Following last week’s Pepper-y article, it is time, as they say, for something completely different.
I will readily admit that there are a number of experiences whose attractions I simply do not understand. These include horror films, rollercoasters, and anything else which involves deliberately paying money for an unpleasant time. In a similar vein, if I buy an album, I am not generally keen on being shouted at for 45 minutes.
As such, Killing Joke’s eponymous debut album is more or less my very first exposure to the post-punk genre, which embraces the hard-edged, stripped-down snappiness of punk rock but in a more unconventional, experimental form. Through its broadening of the existing genres, it was in many ways a precursor to alternative rock; the influence of this groups is felt on bands such as Nirvana and Foo Fighters (who covered Killing Joke’s Requiem as a B-side to their 1997 single Everlong), but also heavy metal bands, particularly Metallica.
The band was originally formed by singer Jeremy “Jaz” Coleman and drummer “Big” Paul Ferguson when they were both in the band of Mataya Clifford (a.k.a. Mat Stagger) in 1979, and guitarist Kevin “Geordie” Walker and bassist Martin “Youth” Glover were recruited to complete the line-up. Coleman later said that the band’s manifesto had been to “define the exquisite beauty of the atomic age in terms of style, sound and form.” Their first EP, Turn To Red, was recorded using money borrowed from Coleman’s then girlfriend, but it was sufficient to attract the attention of DJ John Peel, who offered the group a session on his BBC show. By the end of 1979, the band had signed with Island Records and set up their own label, Malicious Damage, on which the debut album was released in 1980 (although they had, by this time, switched allegiances to E.G. Records).
I approached this album with some trepidation; it is described in my 1001 Albums book as “the aural equivalent of having thumbs pushed through your eyes while being told the end is nigh.” Coleman’s lyrics certainly have a very unsubtle apocalyptic tone to them; in 1982, when he believed Armageddon was fast approaching, he moved to Iceland to avoid it, followed by Geordie and Youth. On this album, he expresses opinions on a variety of topics, including politics and human nature. Not being a very experienced listener to this sort of thing, I found the lyrics initially somewhat difficult to listen to; but on inspection (i.e. looking them up on the internet), they are punchy, powerful, and graphic.

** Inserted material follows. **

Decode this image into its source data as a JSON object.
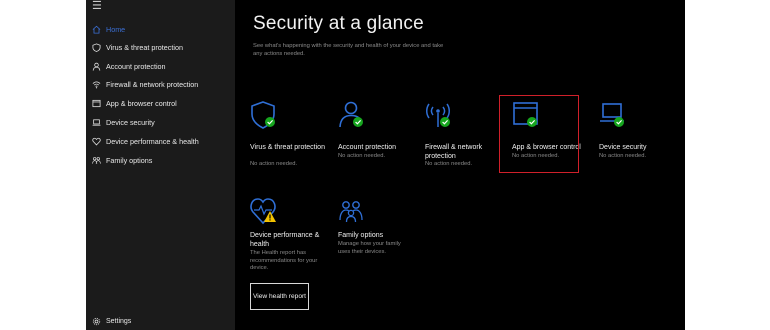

And indeed, I found the entire album to be more intriguing than off-putting. The underlying instrumental sound is incredibly rhythmic and drives every song forwards; the guitar riffs, in particular, are brilliantly precise throughout, and nowhere more than on Bloodsport, an entirely instrumental track that is a good blend of repetition and variation. At times, the vocals feel like they’ve been dropped onto the rest of the music like an electronically-enhanced tonne of bricks, particularly in Wardance, which, to me, feels just a bit overdone.
The album, and indeed the band, achieved only moderate commercial success; this record topped at number 39 in the UK chart. But they were certainly respected both critically and by other artists; the number of later musicians who cite Killing Joke among their influences serves as testament to this. AllMusic described the album as an “underground classic,” saying that it “deserves better than its relative unknown status,” and pointing out that although the type of sound found here became relatively commonplace in later years, it certainly wasn’t in 1980. This is an album that sets the tone for the music of a very socially troubled decade and whilst aggressiveness in music isn’t generally to my taste, this is no more than a product of its time, and I still appreciate a lot of this album for its artistry in arrangement and performance. It is bleak and depressing, but at its best, beautiful.
You can listen to Requiem, Bloodsport and Primitive, along with songs from the other albums I’ve listened to so far, on the Spotify playlist here.